First came a painting of a lady standing in front of a piano, a 13 x 9¾in (33 x 25cm) oil on panel which had another picture of donkeys at Robin Hood’s Bay on the back.

The portrait, however, was the main attraction - it was described in the catalogue as ‘a classic example of Walker’s style with its subtle gradations of chalky paint and quiet, almost breathless atmosphere’.

Along with her large decorative compositions and bountiful still-lifes, her loosely painted female subjects executed with thick impasto are the most admired part of her oeuvre. They are also becoming more commercial judging by a few recent auction results.

Notable achiever

Edinburgh-born Walker holds a notable position in the history of Modern British female artists. She was the first woman to become a member of the New English Art Club and her supporters still regard her as one of the most creative female artists of her day.

Her works range from portraits and still-lifes to interior scenes and seascapes and show a transition from her early Impressionistic pictures to post- Impressionism and then towards Symbolist art from c.1914. It has also been suggested that she was among the earliest artists to explore lesbian sexuality openly in her painting.

Back in May 1952 the Tate gallery held a memorial exhibition for three women painters, Ethel Walker, Frances Hodgkins and Gwen John, which did much to raise the profile of these artists.

More recently, her work was included in the Tate Britain show Queer British Art 1861-1967 in 2017, while she will also be the subject of a Spotlight exhibition at the same venue later this year.

Commercially, though, Walker has never reached the heights of artists such as John and Hodgkins. Her auction record stands at £13,500 for a still-life titled Summer Flowers that made £13,500 at Christie’s in 2004.

Providing a boost to the market, a half-length portrait of a lady overshot a £800-1200 estimate and sold at £10,800 at Sworders’ sale of the collection of dealer Sally Hunter in July 2021.

The performance of the portrait at the latest Roseberys auction will no doubt give further encouragement.

Estimated at £4000-6000, it sold at £10,000 to a UK private buyer. The sum was the fourth highest at auction for Walker and showed a notable return on its last auction appearance when it fetched £1100 at Christie’s in 2005.

Typically colourful


Carnations by Ethel Walker, £8000 at Roseberys.

The following lot, a typically colourful flower picture which benefited from elegant handling and an attractive size, also brought decent competition.

Titled Carnations, the 2ft x 20¼in (62 x 52cm) signed oil on canvas was similar to another Walker still-life held in the Tate collection and was originally exhibited at London dealer Alex Reid & Lefevre where Walker showed a number of times from 1931 onwards (it retained part of the label to the back of the frame).

Estimated at £3000-5000, it sold at £8000 to a UK private buyer, the highest price for a still-life by the artist aside from the record picture at Christie’s.

The other two pictures by Walker at Roseberys fell somewhat further down the price scale.
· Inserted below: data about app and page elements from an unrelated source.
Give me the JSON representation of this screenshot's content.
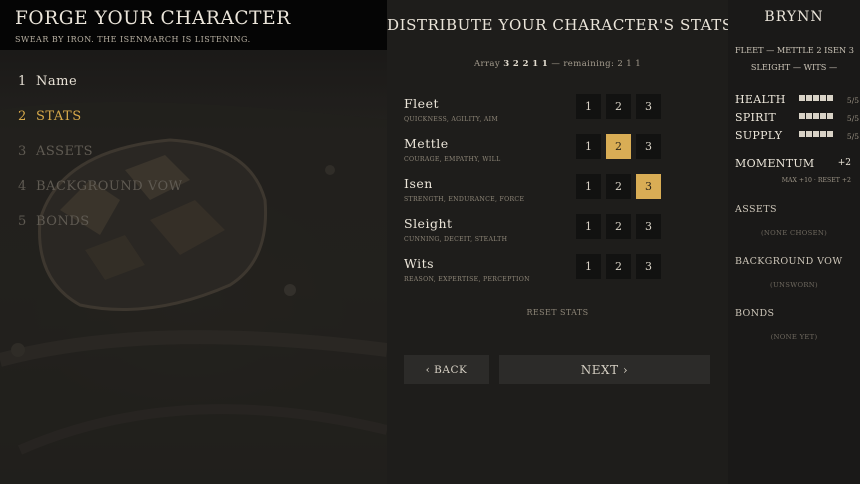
{
  "left": {
    "title": "Forge your Character",
    "subtitle": "Swear by iron. The Isenmarch is listening.",
    "steps": [
      {
        "num": "1",
        "label": "Name"
      },
      {
        "num": "2",
        "label": "Stats"
      },
      {
        "num": "3",
        "label": "Assets"
      },
      {
        "num": "4",
        "label": "Background Vow"
      },
      {
        "num": "5",
        "label": "Bonds"
      }
    ]
  },
  "center": {
    "title": "Distribute your character's stats.",
    "array_prefix": "Array",
    "array_values": "3 2 2 1 1",
    "array_mid": "— remaining:",
    "array_remaining": "2 1 1",
    "stats": [
      {
        "name": "Fleet",
        "desc": "quickness, agility, aim",
        "options": [
          "1",
          "2",
          "3"
        ],
        "selected": null
      },
      {
        "name": "Mettle",
        "desc": "courage, empathy, will",
        "options": [
          "1",
          "2",
          "3"
        ],
        "selected": "2"
      },
      {
        "name": "Isen",
        "desc": "strength, endurance, force",
        "options": [
          "1",
          "2",
          "3"
        ],
        "selected": "3"
      },
      {
        "name": "Sleight",
        "desc": "cunning, deceit, stealth",
        "options": [
          "1",
          "2",
          "3"
        ],
        "selected": null
      },
      {
        "name": "Wits",
        "desc": "reason, expertise, perception",
        "options": [
          "1",
          "2",
          "3"
        ],
        "selected": null
      }
    ],
    "reset_label": "reset stats",
    "back_label": "‹ Back",
    "next_label": "Next ›"
  },
  "right": {
    "name": "BRYNN",
    "summary_line1": "Fleet — Mettle 2   Isen 3",
    "summary_line2": "Sleight —   Wits —",
    "meters": [
      {
        "name": "Health",
        "value": "5/5",
        "filled": 5,
        "max": 5
      },
      {
        "name": "Spirit",
        "value": "5/5",
        "filled": 5,
        "max": 5
      },
      {
        "name": "Supply",
        "value": "5/5",
        "filled": 5,
        "max": 5
      }
    ],
    "momentum_label": "Momentum",
    "momentum_value": "+2",
    "momentum_sub": "max +10 · reset +2",
    "assets_title": "Assets",
    "assets_empty": "(none chosen)",
    "vow_title": "Background Vow",
    "vow_empty": "(unsworn)",
    "bonds_title": "Bonds",
    "bonds_empty": "(none yet)"
  },
  "colors": {
    "accent": "#d9ad55",
    "active_step": "#d7a94a",
    "pending_step": "#5f5a52",
    "header_bg": "#050505"
  },
  "icons": [
    "chevron-left-icon",
    "chevron-right-icon"
  ]
}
Another small oil on board showing donkeys on the beach at Robin Hood’s Bay (the location in North Yorkshire where the artist owned a cottage overlooking the sea) sold for £3200 against a £3000-5000 estimate, while a pencil sketch of a female nude surpassed a £150-250 pitch and took £380.

Mellis relief
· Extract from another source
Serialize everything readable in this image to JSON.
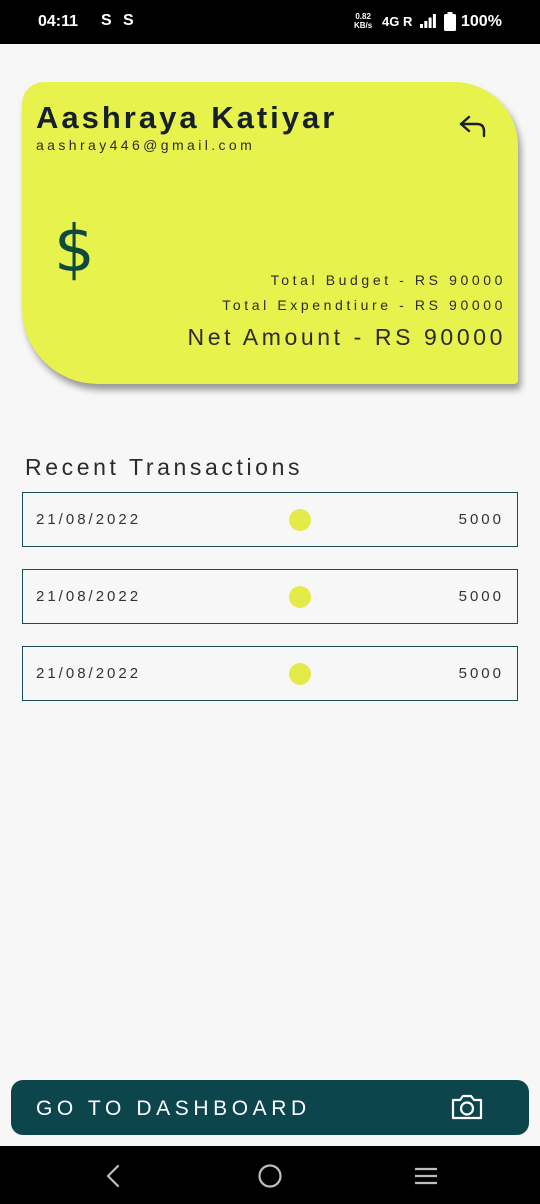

Small White Relief by Margaret Mellis, £11,000 at Roseberys.

Among other works by female artists bringing interest at Roseberys was an abstract relief painting by Margaret Mellis (1914-2009).

The catalogue described her as ‘a pioneer of abstraction from the 1940s in Britain, creating a highly innovative body of work that pushed the boundaries between painting and sculpture, always utilising a unique approach to colour’.
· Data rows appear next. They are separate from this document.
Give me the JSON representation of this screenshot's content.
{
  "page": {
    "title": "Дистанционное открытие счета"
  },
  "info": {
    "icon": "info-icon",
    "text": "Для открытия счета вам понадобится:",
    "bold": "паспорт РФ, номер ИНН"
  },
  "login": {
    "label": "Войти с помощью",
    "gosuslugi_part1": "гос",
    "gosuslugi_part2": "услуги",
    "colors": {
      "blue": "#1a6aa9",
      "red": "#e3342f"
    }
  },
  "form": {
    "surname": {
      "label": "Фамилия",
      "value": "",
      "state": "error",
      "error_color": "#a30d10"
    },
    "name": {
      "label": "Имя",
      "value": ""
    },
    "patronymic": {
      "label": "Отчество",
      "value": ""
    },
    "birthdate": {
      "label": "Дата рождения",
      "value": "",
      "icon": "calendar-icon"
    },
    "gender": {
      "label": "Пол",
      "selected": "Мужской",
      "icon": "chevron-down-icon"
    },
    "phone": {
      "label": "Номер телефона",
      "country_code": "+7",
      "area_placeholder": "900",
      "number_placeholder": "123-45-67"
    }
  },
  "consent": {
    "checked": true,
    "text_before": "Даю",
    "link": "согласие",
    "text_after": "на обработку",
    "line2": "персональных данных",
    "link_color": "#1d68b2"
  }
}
The 15in (38cm) square painted wood composition titled Small White Relief was signed and dated 1970. While works only occasionally come to the secondary market, the Scottish artist has contributed works to a number of museum shows across the UK in the last few years including at Eastbourne’s Towner Art Gallery in 2022.

Here the market reacted well against the £3500- 4000 estimate and it was knocked down at £11,000, the highest price at auction so far for one of the artist’s plain white reliefs.

Blow in St Ives


Blue and White Stripes by Sandra Blow, £7500 at Roseberys.

A work by another well-established abstract artist that made a useful contribution to the bottom line in south London was a large 1998 painting by Sandra Blow (1925-2006).

Blue and White Stripes, a signed acrylic on canvas measuring 4ft (1.22m) square, exemplified the kind of work she produced following her move to St Ives in 1994.

While it had been unsold at Bonhams against a £4000-6000 estimate back in 2011, here it was pitched at £7000-9000 and sold at £7500 to a UK private buyer.